Manchester attack: Veil of quiet respect descends over city
A veil of silence and quiet respect has descended over Manchester as people try to get back to a sense of routine. But as the city continues to mourn, many say they are struggling to readjust to normality.
Tuesday's proud show of solidarity and defiance at a vigil in Albert Square appears to have given way to a sense of deep sadness, with dozens of people pausing to read the many tributes left around the city centre.
Among the cards and flowers at St Peter's Square, a T-shirt emblazoned with a Union Jack reads simply "Isis coward".
A large placard reads: "You will not win. We stand together".

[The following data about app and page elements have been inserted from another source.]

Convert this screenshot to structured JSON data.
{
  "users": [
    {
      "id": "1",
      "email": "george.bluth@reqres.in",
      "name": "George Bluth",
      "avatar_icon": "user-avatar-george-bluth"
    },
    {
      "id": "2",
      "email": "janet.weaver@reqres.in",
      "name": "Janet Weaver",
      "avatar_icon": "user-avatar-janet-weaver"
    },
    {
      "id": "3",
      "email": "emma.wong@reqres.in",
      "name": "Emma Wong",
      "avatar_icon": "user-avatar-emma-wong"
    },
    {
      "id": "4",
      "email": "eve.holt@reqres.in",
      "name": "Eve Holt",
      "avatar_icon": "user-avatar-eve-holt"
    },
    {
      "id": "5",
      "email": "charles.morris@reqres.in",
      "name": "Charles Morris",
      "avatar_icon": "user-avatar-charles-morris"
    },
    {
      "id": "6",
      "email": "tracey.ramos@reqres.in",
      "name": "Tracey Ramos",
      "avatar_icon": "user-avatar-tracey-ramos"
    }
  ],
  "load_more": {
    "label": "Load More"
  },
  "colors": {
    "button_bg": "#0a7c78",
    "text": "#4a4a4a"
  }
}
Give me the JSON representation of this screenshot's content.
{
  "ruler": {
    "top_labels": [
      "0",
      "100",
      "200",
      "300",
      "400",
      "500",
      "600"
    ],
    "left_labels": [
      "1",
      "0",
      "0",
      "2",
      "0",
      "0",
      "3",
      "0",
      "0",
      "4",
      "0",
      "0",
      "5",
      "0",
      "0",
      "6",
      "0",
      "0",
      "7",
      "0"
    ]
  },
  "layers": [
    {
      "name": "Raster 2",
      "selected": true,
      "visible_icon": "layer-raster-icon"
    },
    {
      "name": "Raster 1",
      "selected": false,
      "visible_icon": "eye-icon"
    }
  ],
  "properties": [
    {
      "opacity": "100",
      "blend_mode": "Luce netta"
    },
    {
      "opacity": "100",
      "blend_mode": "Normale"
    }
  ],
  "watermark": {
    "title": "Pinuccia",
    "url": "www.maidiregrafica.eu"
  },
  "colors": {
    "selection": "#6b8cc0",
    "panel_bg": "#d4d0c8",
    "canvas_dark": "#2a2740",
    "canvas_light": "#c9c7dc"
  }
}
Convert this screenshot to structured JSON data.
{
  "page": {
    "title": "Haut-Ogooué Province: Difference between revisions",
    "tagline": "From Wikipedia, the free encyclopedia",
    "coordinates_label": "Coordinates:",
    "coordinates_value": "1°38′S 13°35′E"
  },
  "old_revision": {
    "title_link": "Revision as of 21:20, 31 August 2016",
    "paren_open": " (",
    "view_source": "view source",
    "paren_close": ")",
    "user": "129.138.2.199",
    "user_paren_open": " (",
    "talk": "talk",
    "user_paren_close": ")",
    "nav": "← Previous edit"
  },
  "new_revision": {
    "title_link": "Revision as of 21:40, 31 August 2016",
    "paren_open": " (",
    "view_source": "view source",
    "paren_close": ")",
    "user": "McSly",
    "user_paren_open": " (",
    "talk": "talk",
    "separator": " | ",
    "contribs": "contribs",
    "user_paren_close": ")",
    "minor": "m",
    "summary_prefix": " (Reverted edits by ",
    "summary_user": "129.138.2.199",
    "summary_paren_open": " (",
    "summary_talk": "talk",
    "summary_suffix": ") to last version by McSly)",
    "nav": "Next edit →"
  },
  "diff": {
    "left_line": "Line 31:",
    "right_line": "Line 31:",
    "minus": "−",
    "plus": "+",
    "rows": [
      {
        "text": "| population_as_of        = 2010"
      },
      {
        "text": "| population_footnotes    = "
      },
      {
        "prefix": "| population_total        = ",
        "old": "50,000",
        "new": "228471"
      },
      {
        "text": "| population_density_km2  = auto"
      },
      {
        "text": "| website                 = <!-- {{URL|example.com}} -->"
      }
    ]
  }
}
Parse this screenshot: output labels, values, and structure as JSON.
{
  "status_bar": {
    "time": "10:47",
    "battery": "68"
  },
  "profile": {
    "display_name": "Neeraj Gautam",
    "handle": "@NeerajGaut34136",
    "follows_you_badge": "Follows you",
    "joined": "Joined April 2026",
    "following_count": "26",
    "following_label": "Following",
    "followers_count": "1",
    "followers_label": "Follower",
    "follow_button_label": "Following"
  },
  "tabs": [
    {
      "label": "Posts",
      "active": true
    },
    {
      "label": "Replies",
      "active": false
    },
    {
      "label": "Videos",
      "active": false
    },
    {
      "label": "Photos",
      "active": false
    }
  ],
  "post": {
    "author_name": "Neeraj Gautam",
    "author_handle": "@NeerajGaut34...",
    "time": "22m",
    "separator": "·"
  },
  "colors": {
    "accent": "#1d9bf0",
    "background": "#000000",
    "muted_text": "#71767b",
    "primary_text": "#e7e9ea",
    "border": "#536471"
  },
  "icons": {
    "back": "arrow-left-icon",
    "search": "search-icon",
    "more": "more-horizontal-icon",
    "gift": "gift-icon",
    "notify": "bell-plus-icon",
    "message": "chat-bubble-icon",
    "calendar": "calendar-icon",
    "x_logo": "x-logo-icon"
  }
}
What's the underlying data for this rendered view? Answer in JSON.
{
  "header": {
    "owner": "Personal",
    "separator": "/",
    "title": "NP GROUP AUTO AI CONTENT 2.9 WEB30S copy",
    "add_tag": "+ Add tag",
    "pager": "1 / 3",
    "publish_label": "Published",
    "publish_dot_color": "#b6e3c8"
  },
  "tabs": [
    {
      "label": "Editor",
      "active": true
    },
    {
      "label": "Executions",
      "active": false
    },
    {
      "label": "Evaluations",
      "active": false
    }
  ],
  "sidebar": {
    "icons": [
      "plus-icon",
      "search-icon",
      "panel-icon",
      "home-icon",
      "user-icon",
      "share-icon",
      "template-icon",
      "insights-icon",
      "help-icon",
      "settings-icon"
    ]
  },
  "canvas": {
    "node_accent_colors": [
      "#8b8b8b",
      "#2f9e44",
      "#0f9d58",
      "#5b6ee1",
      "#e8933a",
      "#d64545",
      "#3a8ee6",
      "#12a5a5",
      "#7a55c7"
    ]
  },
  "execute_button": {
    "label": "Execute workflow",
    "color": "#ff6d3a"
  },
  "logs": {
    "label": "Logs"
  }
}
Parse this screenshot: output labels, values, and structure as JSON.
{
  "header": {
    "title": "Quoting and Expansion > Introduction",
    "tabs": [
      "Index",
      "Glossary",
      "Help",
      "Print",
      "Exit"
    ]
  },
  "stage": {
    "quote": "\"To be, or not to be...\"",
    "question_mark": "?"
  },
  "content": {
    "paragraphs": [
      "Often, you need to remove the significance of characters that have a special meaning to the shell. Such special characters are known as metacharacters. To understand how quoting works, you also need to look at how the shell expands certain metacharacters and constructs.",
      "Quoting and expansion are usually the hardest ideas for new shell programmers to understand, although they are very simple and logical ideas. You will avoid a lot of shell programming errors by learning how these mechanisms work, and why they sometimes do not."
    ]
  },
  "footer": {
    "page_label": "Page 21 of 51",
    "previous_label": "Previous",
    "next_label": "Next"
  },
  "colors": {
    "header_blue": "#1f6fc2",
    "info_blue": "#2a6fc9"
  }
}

As well as the anger and sadness, father-of-one Mark Paxton says he sensed a nervousness among the morning commuters.
"I think in many ways people are now reflecting, and even pausing to consider their own personal safety," he said.
"I certainly felt that here today. No-one knows quite what to make of everything that's happened.
"There's a sense of people getting back to their lives now, because that's what we must do, but I think it's important to take a breath, take time to reflect.
"It makes you think about your own family too. I have a little boy who's six. I said to him earlier, 'I love you. You do know that, don't you?'."
German tourist Christoph Schmidt arrived in the city earlier as part of a two-part visit to Manchester and Liverpool.
He said it is hard to describe how it feels arriving in a city in shock.
"It's just unbelievable," he said.
"I have a small family and I love them very much, so that makes it even more hard to think about.
"I can see the aim of the Manchester people is to carry on living as normal, and that's the right thing to do."
Many people returning to work say they have been touched by the compassion and consideration shown by bosses and managers.
Mr Paxton, who has lived in and around the city since 2005 and works in advertising, said he was urged to work from home the day after the bombing.
"There have been lots of supportive emails going around, and lots of friendly conversations," he said.
"We have colleagues in London who've obviously been through this kind of thing before, so that's something too.
"I think people understand that it's important to take a breath."
Emma Wrigley, a 24-year-old PA from Chadderton, said people are "struggling to process" what's happened.
"It's just a funny feeling. It's so quiet around the city today. It's not normally like this. It's scary, really.
"It's a bit unreal. Obviously you think about [the chance of terror attack] but you never think it's going to happen near you."
Lucy Jefferies, of Ashton, said: "It's like nobody can understand. Nobody really knows what to think. But everybody is being really friendly and at the end of the day that's the best thing we can do."